“I think it makes the life of the sport longer for the individual gymnast,” Heenan says of the controversial age limit, which was not in place until after the 1996 Olympic Games. “If somebody goes to the Olympics when they’re 13, I think it burns them out and they can’t stay in the sport as long as they are now.”
Heenan will continue to train at the senior level with Perskaia and her three other coaches: Gerasimova on balance beam, Victor Vetroy on bars and Galina Meliakina on floor exercise.
Capital Gymnastics is glad to have her back. When she returned from Belgium, Heenan was greeted at the airport by a crowd of family and friends carrying signs and flowers. And the reception at the gym was just as warm.
“Everyone stopped workout and were all around the door, and started clapping when I walked in. It was a great welcome home.” she says.
According to Neff, Heenan deserves that and more. He complains about the lack of media coverage Katie has received for her performance.
“They won’t do anything on her,” he says. “They told me, ‘Well, we’ve got volleyball finals.’ This kid just went to the World Championships and won a medal for the United States. It’s just not fair to her.”
ESPN will broadcast portions of the World Championships, but not until Nov. 23 and 25, almost three weeks after the competition.
Heenan won’t have to cut class to watch her performance on TV. She began a home-schooling program in February that allows her to complete course work and take tests sent to her by a correspondence school. She then mails the work back. Her education takes less time this way, which means more time to focus on her gymnastics.
“My mom sometimes has to get on me to make me do it, but I pretty much teach myself,” says Heenan, who hopes to attend UCLA. “I think it helped me, because I started home school and then all this happened this year. … It’s less stress, and with less stress my body can stay healthier.”

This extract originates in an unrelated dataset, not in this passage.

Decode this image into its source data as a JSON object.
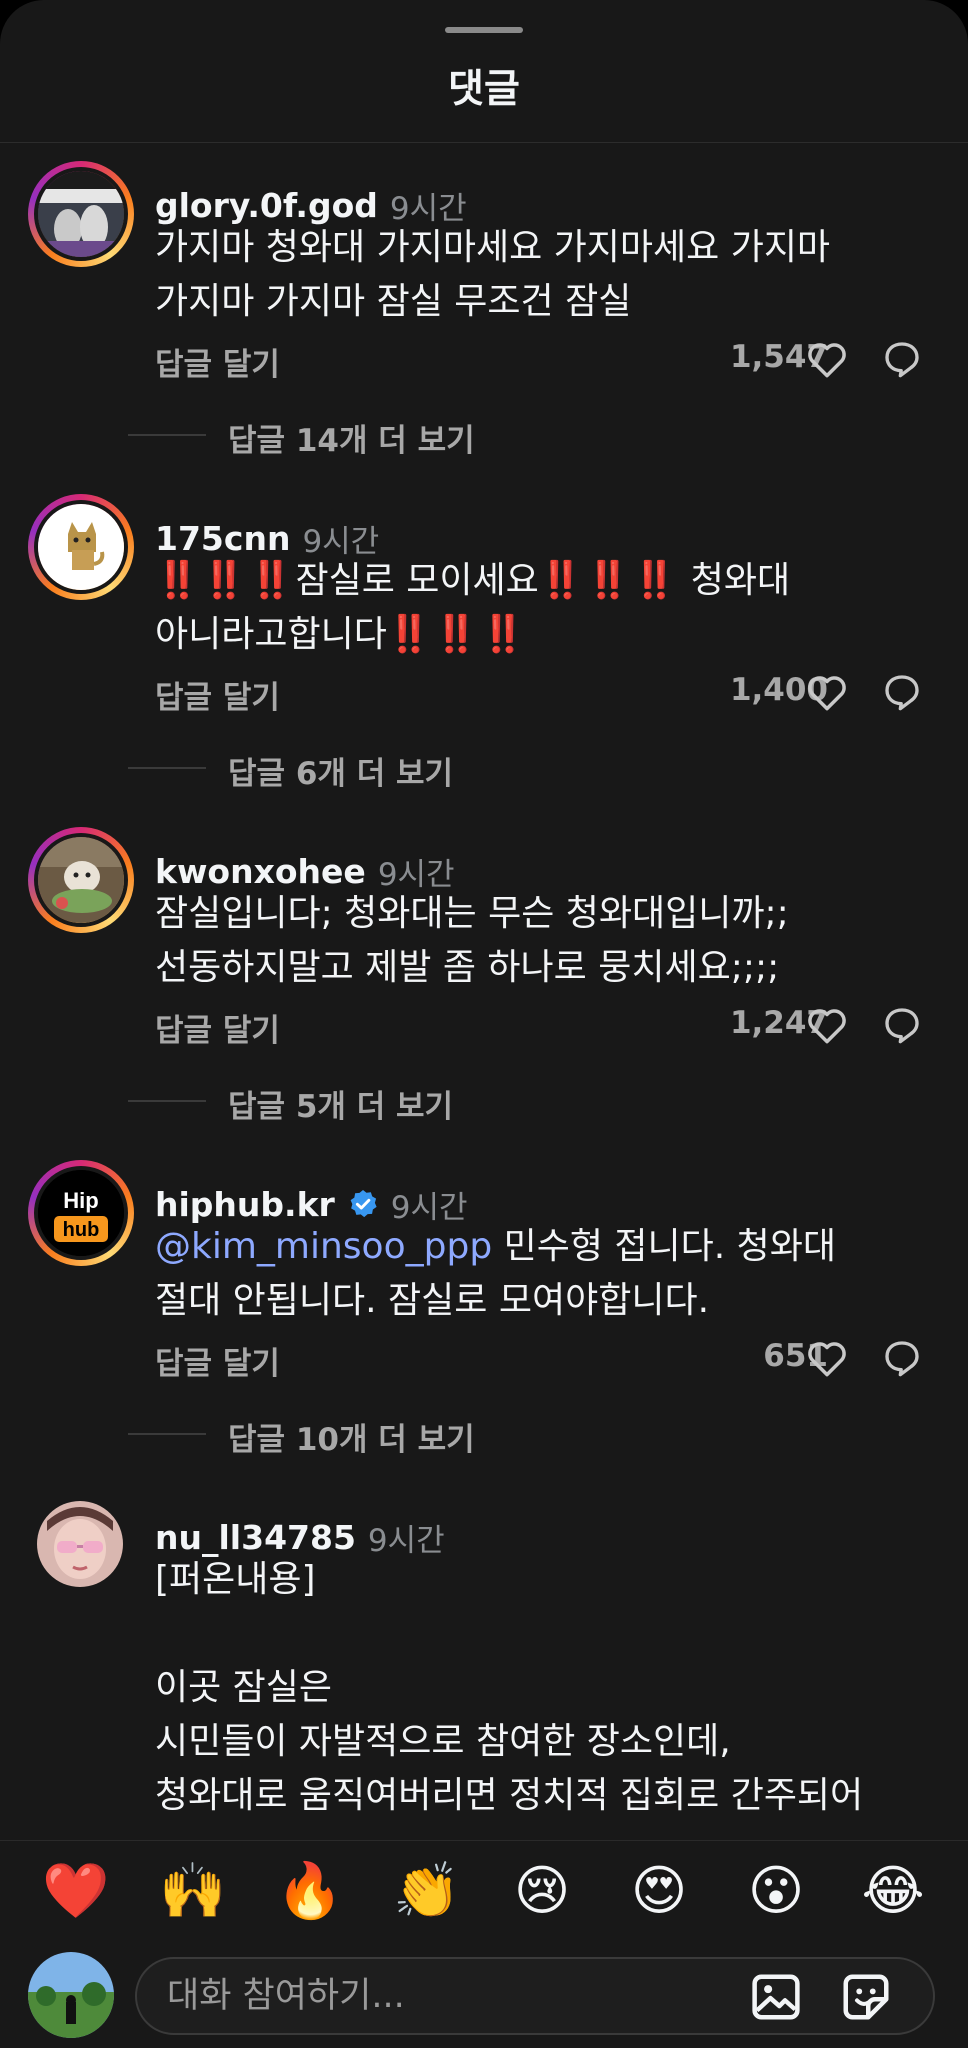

Heenan’s parents, John and Lisa, gave her gymnastics career its start when they enrolled their 4-year-old daughter in a class when the family lived in Knoxville, Tenn.
“My parents put me in the sport because I was …” she pauses and laughs. “Crazy. Jumping out of moving strollers, and always moving.”
But Heenan says her uncle, Robert, claims to have gotten her started earlier. When she was 3, he would lay her on the coffee table and spin her around. It has become a joke between the two.
“I owe it all to my Uncle Robert,” she says with a laugh.
Heenan says her favorite gymnast is Romanian Andrea Raducan, who was stripped of her all-around gold at the 2000 Olympics after she took cold medicine that contained an illegal substance for athletes.
“I met her at World Championships. Not just her, but all the Romanian gymnasts, are the sweetest girls. … The Russians are always so serious. The Romanians always seem to have a smile on their face.”
It sounds like she’s describing herself, because Heenan doesn’t stop smiling, even when she talks about the staph infection. She turns over her hands to reveal blistered palms, a problem she hopes to address with a specialist now that the competition is over and she has more time.
“It just won’t go away,” she says.
The gymnastics world hopes she won’t either.